Today’s post is again about my little side project called Nimonikku. If you read my last post on Promoting a side project without an audience, you will know that I have figured out a way to find initial user for my project even without being an internet celebrity. The site should be doing great by now, right? Well, it turns out that people who visited my site and felt compelled enough by my value proposition of an easy Japanese learning tool didn’t quite get the simplicity of the app and mostly bailed out after signing up. 50% of those sign-ups even went as far as verifying their email address and enrolling for my newsletter. Therefore something has to be wrong with the website.

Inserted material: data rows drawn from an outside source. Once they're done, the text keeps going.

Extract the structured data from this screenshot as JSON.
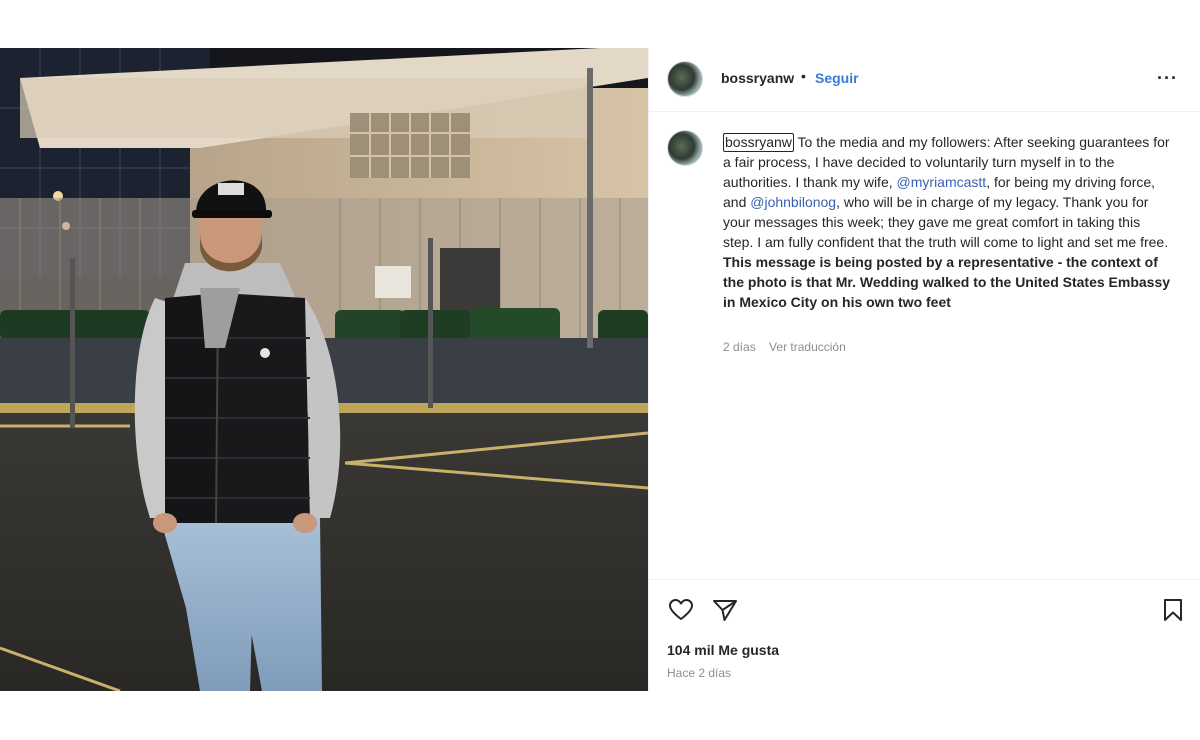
{
  "post": {
    "username": "bossryanw",
    "separator": "•",
    "follow_label": "Seguir",
    "more_label": "···"
  },
  "caption": {
    "username": "bossryanw",
    "text_1": " To the media and my followers: After seeking guarantees for a fair process, I have decided to voluntarily turn myself in to the authorities. I thank my wife, ",
    "mention_1": "@myriamcastt",
    "text_2": ", for being my driving force, and ",
    "mention_2": "@johnbilonog",
    "text_3": ", who will be in charge of my legacy. Thank you for your messages this week; they gave me great comfort in taking this step. I am fully confident that the truth will come to light and set me free.",
    "bold_text": "This message is being posted by a representative - the context of the photo is that Mr. Wedding walked to the United States Embassy in Mexico City on his own two feet",
    "age": "2 días",
    "translate_label": "Ver traducción"
  },
  "actions": {
    "likes": "104 mil Me gusta",
    "posted": "Hace 2 días"
  },
  "colors": {
    "accent": "#3a7bd5",
    "mention": "#3a5fb0",
    "muted": "#8e8e8e"
  },
  "icons": [
    "heart-icon",
    "share-icon",
    "bookmark-icon",
    "more-icon"
  ]
}
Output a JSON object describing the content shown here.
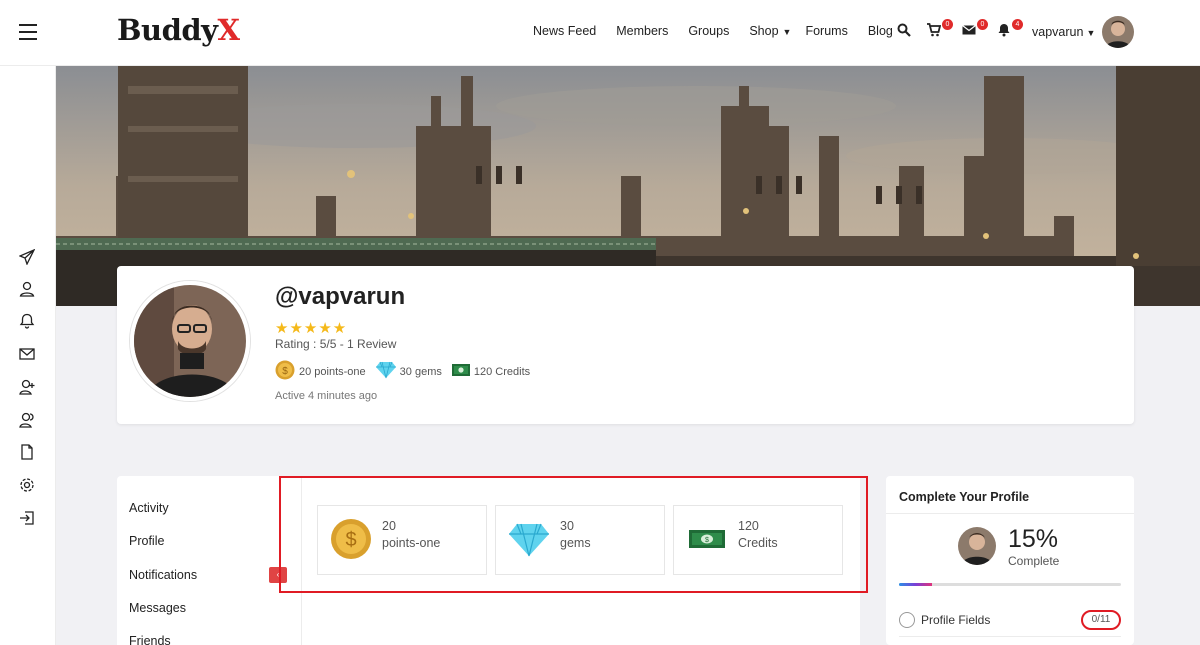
{
  "header": {
    "logo_text": "Buddy",
    "logo_accent": "X",
    "nav": [
      "News Feed",
      "Members",
      "Groups",
      "Shop",
      "Forums",
      "Blog"
    ],
    "cart_count": "0",
    "messages_count": "0",
    "notifications_count": "4",
    "username": "vapvarun"
  },
  "profile": {
    "handle": "@vapvarun",
    "stars": "★★★★★",
    "rating": "Rating : 5/5 - 1 Review",
    "points_label": "20 points-one",
    "gems_label": "30 gems",
    "credits_label": "120 Credits",
    "last_active": "Active 4 minutes ago"
  },
  "subnav": [
    "Activity",
    "Profile",
    "Notifications",
    "Messages",
    "Friends"
  ],
  "collapse_icon": "‹",
  "points_boxes": [
    {
      "value": "20",
      "label": "points-one",
      "icon": "coin-icon"
    },
    {
      "value": "30",
      "label": "gems",
      "icon": "gem-icon"
    },
    {
      "value": "120",
      "label": "Credits",
      "icon": "cash-icon"
    }
  ],
  "widget": {
    "title": "Complete Your Profile",
    "percent": "15%",
    "complete_label": "Complete",
    "progress": 0.15,
    "field_label": "Profile Fields",
    "field_count": "0/11"
  },
  "colors": {
    "brand_red": "#e02a2a",
    "highlight": "#e01b24",
    "star": "#f5b91a"
  }
}
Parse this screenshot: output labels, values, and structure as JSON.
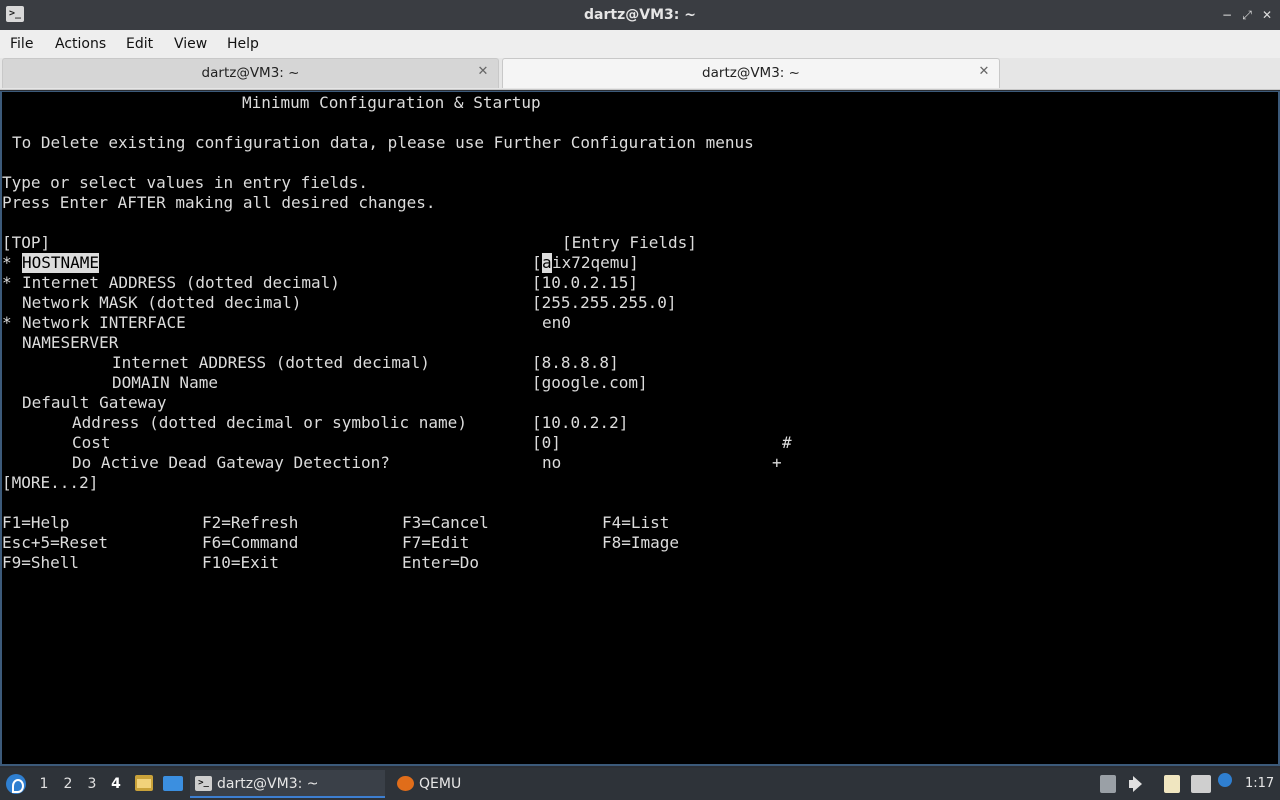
{
  "window": {
    "title": "dartz@VM3: ~",
    "app_icon": "terminal-icon",
    "buttons": [
      "minimize-icon",
      "maximize-icon",
      "close-icon"
    ]
  },
  "menu": {
    "file": "File",
    "actions": "Actions",
    "edit": "Edit",
    "view": "View",
    "help": "Help"
  },
  "tabs": [
    {
      "label": "dartz@VM3: ~",
      "active": false
    },
    {
      "label": "dartz@VM3: ~",
      "active": true
    }
  ],
  "screen": {
    "heading": "Minimum Configuration & Startup",
    "notice": "To Delete existing configuration data, please use Further Configuration menus",
    "instr1": "Type or select values in entry fields.",
    "instr2": "Press Enter AFTER making all desired changes.",
    "top_marker": "[TOP]",
    "entry_header": "[Entry Fields]",
    "more": "[MORE...2]",
    "fields": [
      {
        "star": "*",
        "label": "HOSTNAME",
        "value_cursor": "a",
        "value_rest": "ix72qemu]",
        "open_bracket": "["
      },
      {
        "star": "*",
        "label": "Internet ADDRESS (dotted decimal)",
        "value": "[10.0.2.15]"
      },
      {
        "label": "Network MASK (dotted decimal)",
        "value": "[255.255.255.0]"
      },
      {
        "star": "*",
        "label": "Network INTERFACE",
        "value": "en0"
      },
      {
        "label": "NAMESERVER"
      },
      {
        "label": "Internet ADDRESS (dotted decimal)",
        "value": "[8.8.8.8]"
      },
      {
        "label": "DOMAIN Name",
        "value": "[google.com]"
      },
      {
        "label": "Default Gateway"
      },
      {
        "label": "Address (dotted decimal or symbolic name)",
        "value": "[10.0.2.2]"
      },
      {
        "label": "Cost",
        "value": "[0]",
        "flag": "#"
      },
      {
        "label": "Do Active Dead Gateway Detection?",
        "value": "no",
        "flag": "+"
      }
    ],
    "fkeys": [
      [
        "F1=Help",
        "F2=Refresh",
        "F3=Cancel",
        "F4=List"
      ],
      [
        "Esc+5=Reset",
        "F6=Command",
        "F7=Edit",
        "F8=Image"
      ],
      [
        "F9=Shell",
        "F10=Exit",
        "Enter=Do"
      ]
    ]
  },
  "taskbar": {
    "workspaces": [
      "1",
      "2",
      "3",
      "4"
    ],
    "current_workspace": "4",
    "tasks": [
      {
        "label": "dartz@VM3: ~",
        "icon": "terminal-icon",
        "active": true
      },
      {
        "label": "QEMU",
        "icon": "qemu-icon",
        "active": false
      }
    ],
    "tray_icons": [
      "storage-icon",
      "volume-icon",
      "clipboard-icon",
      "display-icon",
      "update-notifier-icon"
    ],
    "clock": "1:17"
  }
}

There were occasional responders on my custom welcome emails but keeping the user engaged really boils down to the fact of displaying a product’s values to the customer in the first few minutes. Otherwise they won’t come back and they will forget you. This problem is especially troublesome for services which have a trial period attached to them like mine. Even though, you may have your customer’s email address, it’s still very hard to get them re-engaged if the first experience with your product was below average. That’s what I’ve seen at least for Kanji Book. What I think every SaaS product should aim for, is a “Wow-effect” within the first 5-10 minutes of your product. People are very busy and they will only give you a short period of their time. Therefore you’ve to make the most out of it.

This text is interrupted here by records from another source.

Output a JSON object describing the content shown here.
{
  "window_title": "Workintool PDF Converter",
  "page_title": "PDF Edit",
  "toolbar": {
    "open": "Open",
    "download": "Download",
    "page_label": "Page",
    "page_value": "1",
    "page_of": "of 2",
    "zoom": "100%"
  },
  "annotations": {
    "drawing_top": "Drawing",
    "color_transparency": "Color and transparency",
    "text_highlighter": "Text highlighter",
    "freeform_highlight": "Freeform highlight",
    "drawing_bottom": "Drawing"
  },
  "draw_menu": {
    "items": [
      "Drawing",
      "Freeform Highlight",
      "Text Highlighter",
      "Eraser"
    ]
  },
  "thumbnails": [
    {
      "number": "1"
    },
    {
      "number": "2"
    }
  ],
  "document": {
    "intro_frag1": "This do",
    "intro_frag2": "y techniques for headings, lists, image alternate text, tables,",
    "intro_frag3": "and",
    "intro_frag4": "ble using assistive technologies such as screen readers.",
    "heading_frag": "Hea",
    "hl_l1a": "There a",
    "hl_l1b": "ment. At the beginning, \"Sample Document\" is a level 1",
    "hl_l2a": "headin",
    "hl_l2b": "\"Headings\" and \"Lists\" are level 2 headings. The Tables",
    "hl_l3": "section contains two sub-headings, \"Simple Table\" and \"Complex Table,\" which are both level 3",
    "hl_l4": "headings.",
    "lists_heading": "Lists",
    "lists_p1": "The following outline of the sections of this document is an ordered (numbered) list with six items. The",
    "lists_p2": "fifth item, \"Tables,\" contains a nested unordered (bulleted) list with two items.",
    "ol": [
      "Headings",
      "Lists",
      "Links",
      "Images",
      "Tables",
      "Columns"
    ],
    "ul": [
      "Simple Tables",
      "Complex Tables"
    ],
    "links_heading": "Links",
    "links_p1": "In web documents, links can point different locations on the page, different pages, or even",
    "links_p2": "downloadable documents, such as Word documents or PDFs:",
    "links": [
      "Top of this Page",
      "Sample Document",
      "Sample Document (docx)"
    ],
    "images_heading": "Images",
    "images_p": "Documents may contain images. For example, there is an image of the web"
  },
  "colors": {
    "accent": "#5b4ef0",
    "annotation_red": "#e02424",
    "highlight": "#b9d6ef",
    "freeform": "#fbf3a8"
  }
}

So why did I become aware of this problem. Google Analytics told me that 32.9% of my visitors returned to my site within the last 6 days. There shouldn’t be a problem, right? Not a bit of it.
I got a little bit suspicious after monitoring my database whether or not people are generating data upon using my site. I should have gotten aware of this problem much sooner, because I’ve a separate path for my dashboard which is different from the root path. Anyways, one week ago I implemented a simple user engagement tracker which logs the occurrence of api calls on an hourly basis. To my surprise, people weren’t using the product at all and never came back. This is very troublesome because they didn’t experience the value of my product which I advertised on the landing page and for which they initially signed up for.
Hence, I’ve been hard at work the last couple of days getting this right. I’ve been working on creating the most simplistic onboarding process for Kanji Book. It consists of 3 steps which are essential to the software:
- Setting a goal
- Learning a kanji
- Reviewing a previously learned kanji
Every customers should actively experience them in the first 5-10 minutes. I hope that people will soon perceive Kanji Book’s value more easily and stick around a tad longer. In one of my future posts I will report on my results and whether or not I have seen any improvements. If you know of any resources which could help me get this right, feel free to send them to me at firstname.lastname@example.org. I’d be very grateful.